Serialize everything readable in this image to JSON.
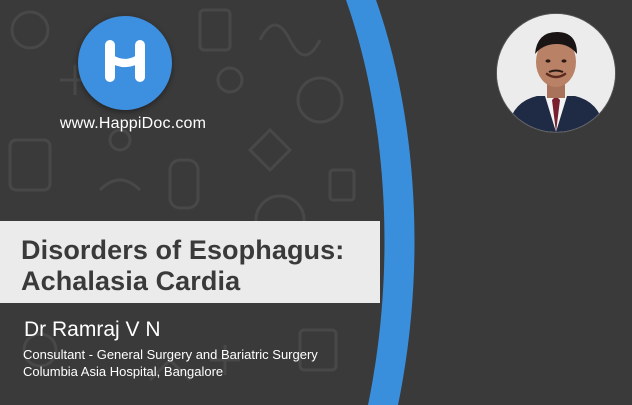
{
  "brand": {
    "website": "www.HappiDoc.com",
    "accent_color": "#3d8fe0",
    "logo_icon": "happidoc-h-logo-icon"
  },
  "slide": {
    "title_line_1": "Disorders of Esophagus:",
    "title_line_2": "Achalasia Cardia"
  },
  "speaker": {
    "name": "Dr Ramraj V N",
    "role": "Consultant - General Surgery and Bariatric Surgery",
    "organization": "Columbia Asia Hospital, Bangalore",
    "photo_icon": "speaker-portrait-icon"
  },
  "colors": {
    "background": "#3a3a3a",
    "title_band": "#ebebeb",
    "title_text": "#3a3a3a",
    "swoosh_blue": "#3a8fdc",
    "swoosh_grey": "#c7c7c7"
  }
}
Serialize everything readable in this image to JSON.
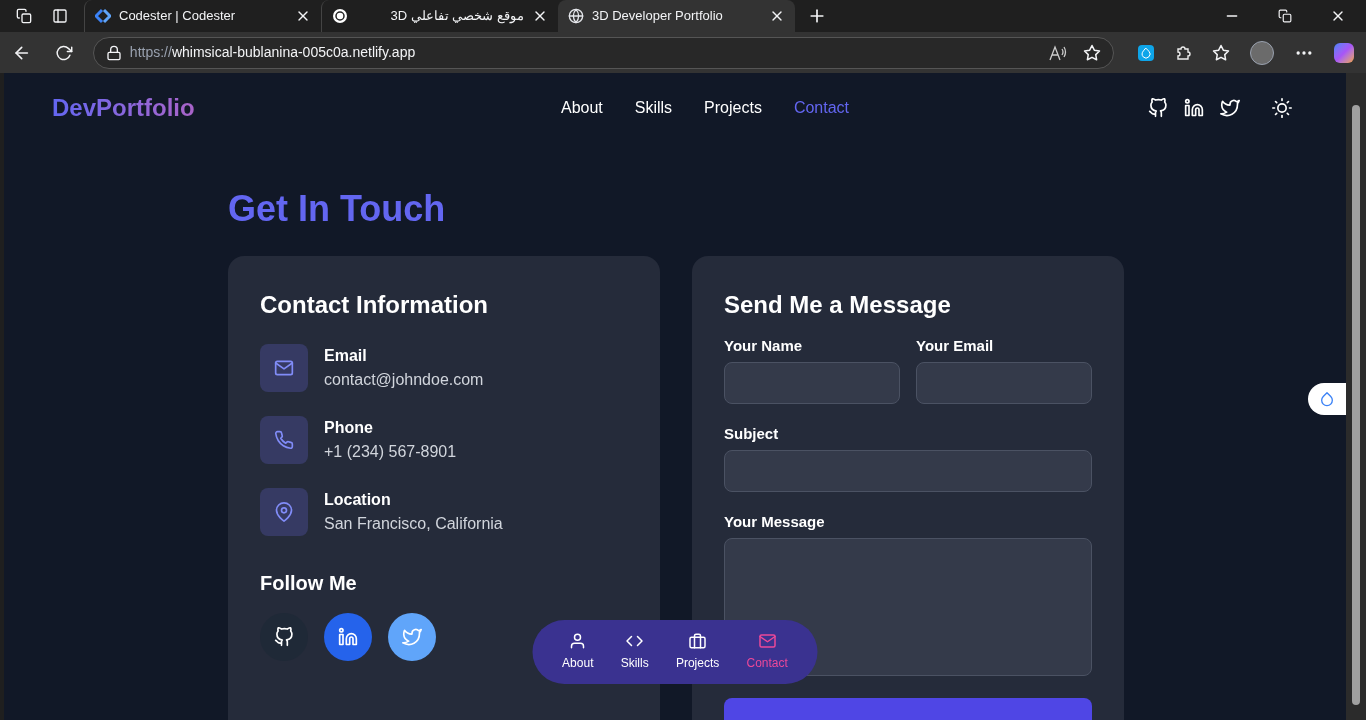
{
  "browser": {
    "tabs": [
      {
        "title": "Codester | Codester",
        "kind": "codester",
        "selected": false
      },
      {
        "title": "موقع شخصي تفاعلي 3D",
        "kind": "openai",
        "selected": false
      },
      {
        "title": "3D Developer Portfolio",
        "kind": "globe",
        "selected": true
      }
    ],
    "url": {
      "scheme": "https://",
      "host": "whimsical-bublanina-005c0a.netlify.app"
    }
  },
  "header": {
    "logo": "DevPortfolio",
    "nav": [
      {
        "label": "About",
        "selected": false
      },
      {
        "label": "Skills",
        "selected": false
      },
      {
        "label": "Projects",
        "selected": false
      },
      {
        "label": "Contact",
        "selected": true
      }
    ]
  },
  "section_title": "Get In Touch",
  "contact_info": {
    "title": "Contact Information",
    "items": [
      {
        "kind": "email",
        "label": "Email",
        "value": "contact@johndoe.com"
      },
      {
        "kind": "phone",
        "label": "Phone",
        "value": "+1 (234) 567-8901"
      },
      {
        "kind": "location",
        "label": "Location",
        "value": "San Francisco, California"
      }
    ],
    "follow_title": "Follow Me",
    "socials": [
      {
        "kind": "github"
      },
      {
        "kind": "linkedin"
      },
      {
        "kind": "twitter"
      }
    ]
  },
  "form": {
    "title": "Send Me a Message",
    "fields": [
      {
        "label": "Your Name",
        "kind": "half"
      },
      {
        "label": "Your Email",
        "kind": "half"
      },
      {
        "label": "Subject",
        "kind": "full"
      },
      {
        "label": "Your Message",
        "kind": "textarea"
      }
    ]
  },
  "bottom_nav": [
    {
      "label": "About",
      "kind": "user",
      "selected": false
    },
    {
      "label": "Skills",
      "kind": "code",
      "selected": false
    },
    {
      "label": "Projects",
      "kind": "briefcase",
      "selected": false
    },
    {
      "label": "Contact",
      "kind": "mail",
      "selected": true
    }
  ]
}
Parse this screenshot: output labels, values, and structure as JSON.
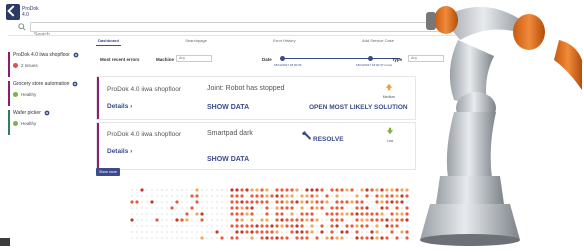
{
  "header": {
    "logo_text": "ProDok\n4.0",
    "search_placeholder": "Search",
    "tabs": [
      {
        "label": "Dashboard",
        "active": true
      },
      {
        "label": "Searchpage",
        "active": false
      },
      {
        "label": "Error History",
        "active": false
      },
      {
        "label": "Add Service Case",
        "active": false
      }
    ]
  },
  "sidebar": {
    "items": [
      {
        "title": "ProDok 4.0 iiwa shopfloor",
        "status": "2 Issues",
        "bar_color": "#8e1e6b",
        "dot_color": "#d9534f"
      },
      {
        "title": "Grocery store automation",
        "status": "Healthy",
        "bar_color": "#8e1e6b",
        "dot_color": "#7cb342"
      },
      {
        "title": "Wafer picker",
        "status": "Healthy",
        "bar_color": "#2e7d5b",
        "dot_color": "#7cb342"
      }
    ]
  },
  "filters": {
    "title": "Most recent errors",
    "machine_label": "Machine",
    "machine_value": "Any",
    "date_label": "Date",
    "date_start": "18/12/2017 18:00:06",
    "date_end": "18/12/2017 18:00:37 (now)",
    "type_label": "Type",
    "type_value": "Any"
  },
  "errors": [
    {
      "machine": "ProDok 4.0 iiwa shopfloor",
      "details": "Details",
      "message": "Joint: Robot has stopped",
      "show_data": "SHOW DATA",
      "action": "OPEN MOST LIKELY SOLUTION",
      "severity": "Medium",
      "severity_color": "#f0a030"
    },
    {
      "machine": "ProDok 4.0 iiwa shopfloor",
      "details": "Details",
      "message": "Smartpad dark",
      "show_data": "SHOW DATA",
      "action": "RESOLVE",
      "severity": "Low",
      "severity_color": "#7cb342"
    }
  ],
  "show_more_label": "Show more",
  "colors": {
    "accent": "#3a4a8c",
    "sidebar_bar": "#8e1e6b",
    "robot_orange": "#e8701a"
  }
}
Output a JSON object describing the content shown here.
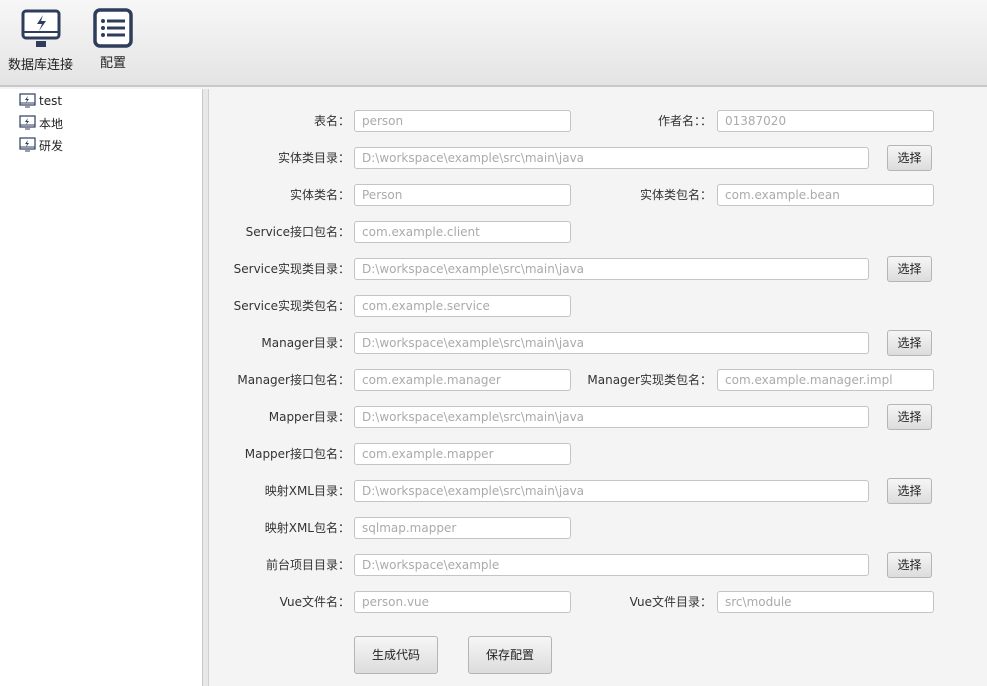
{
  "toolbar": {
    "db_connect": "数据库连接",
    "config": "配置"
  },
  "tree": [
    "test",
    "本地",
    "研发"
  ],
  "form": {
    "choose_label": "选择",
    "rows": [
      {
        "label": "表名：",
        "value": "person",
        "right_label": "作者名：：",
        "right_value": "01387020"
      },
      {
        "label": "实体类目录：",
        "value": "D:\\workspace\\example\\src\\main\\java",
        "wide": true
      },
      {
        "label": "实体类名：",
        "value": "Person",
        "right_label": "实体类包名：",
        "right_value": "com.example.bean"
      },
      {
        "label": "Service接口包名：",
        "value": "com.example.client"
      },
      {
        "label": "Service实现类目录：",
        "value": "D:\\workspace\\example\\src\\main\\java",
        "wide": true
      },
      {
        "label": "Service实现类包名：",
        "value": "com.example.service"
      },
      {
        "label": "Manager目录：",
        "value": "D:\\workspace\\example\\src\\main\\java",
        "wide": true
      },
      {
        "label": "Manager接口包名：",
        "value": "com.example.manager",
        "right_label": "Manager实现类包名：",
        "right_value": "com.example.manager.impl"
      },
      {
        "label": "Mapper目录：",
        "value": "D:\\workspace\\example\\src\\main\\java",
        "wide": true
      },
      {
        "label": "Mapper接口包名：",
        "value": "com.example.mapper"
      },
      {
        "label": "映射XML目录：",
        "value": "D:\\workspace\\example\\src\\main\\java",
        "wide": true
      },
      {
        "label": "映射XML包名：",
        "value": "sqlmap.mapper"
      },
      {
        "label": "前台项目目录：",
        "value": "D:\\workspace\\example",
        "wide": true
      },
      {
        "label": "Vue文件名：",
        "value": "person.vue",
        "right_label": "Vue文件目录：",
        "right_value": "src\\module"
      }
    ]
  },
  "actions": {
    "generate": "生成代码",
    "save": "保存配置"
  }
}
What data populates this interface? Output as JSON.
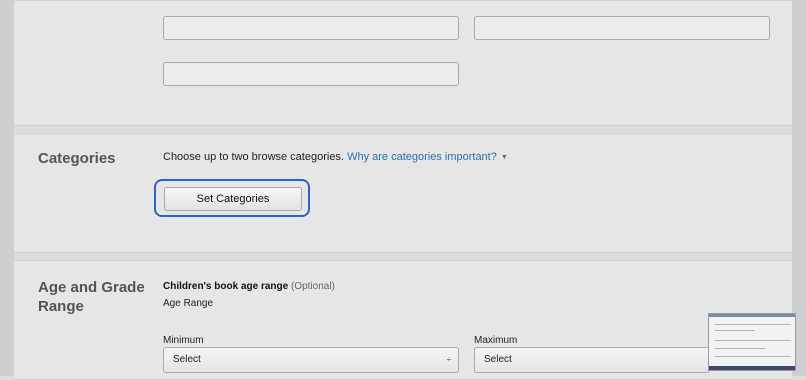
{
  "categories": {
    "title": "Categories",
    "description": "Choose up to two browse categories.",
    "link_text": "Why are categories important?",
    "caret": "▼",
    "button_label": "Set Categories"
  },
  "age_grade": {
    "title": "Age and Grade Range",
    "subtitle": "Children's book age range",
    "optional": "(Optional)",
    "range_label": "Age Range",
    "min_label": "Minimum",
    "max_label": "Maximum",
    "min_value": "Select",
    "max_value": "Select",
    "select_caret": "÷"
  },
  "colors": {
    "accent": "#2d62c8",
    "link": "#2a6fb0"
  }
}
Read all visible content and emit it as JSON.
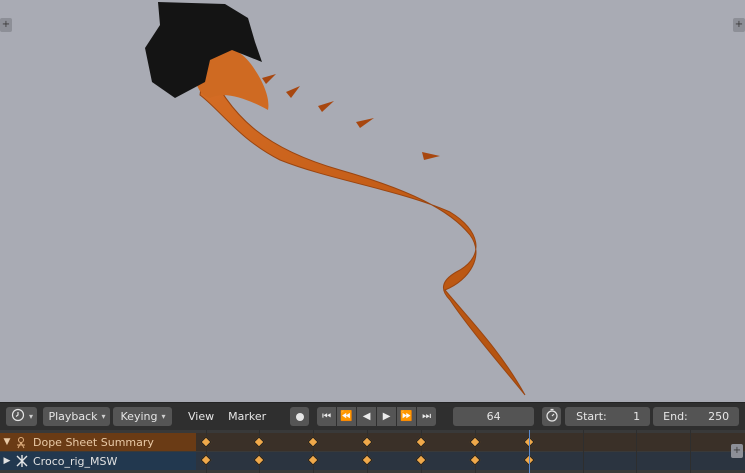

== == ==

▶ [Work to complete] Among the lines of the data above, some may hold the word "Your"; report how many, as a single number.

▶ [Response for this exercise] 3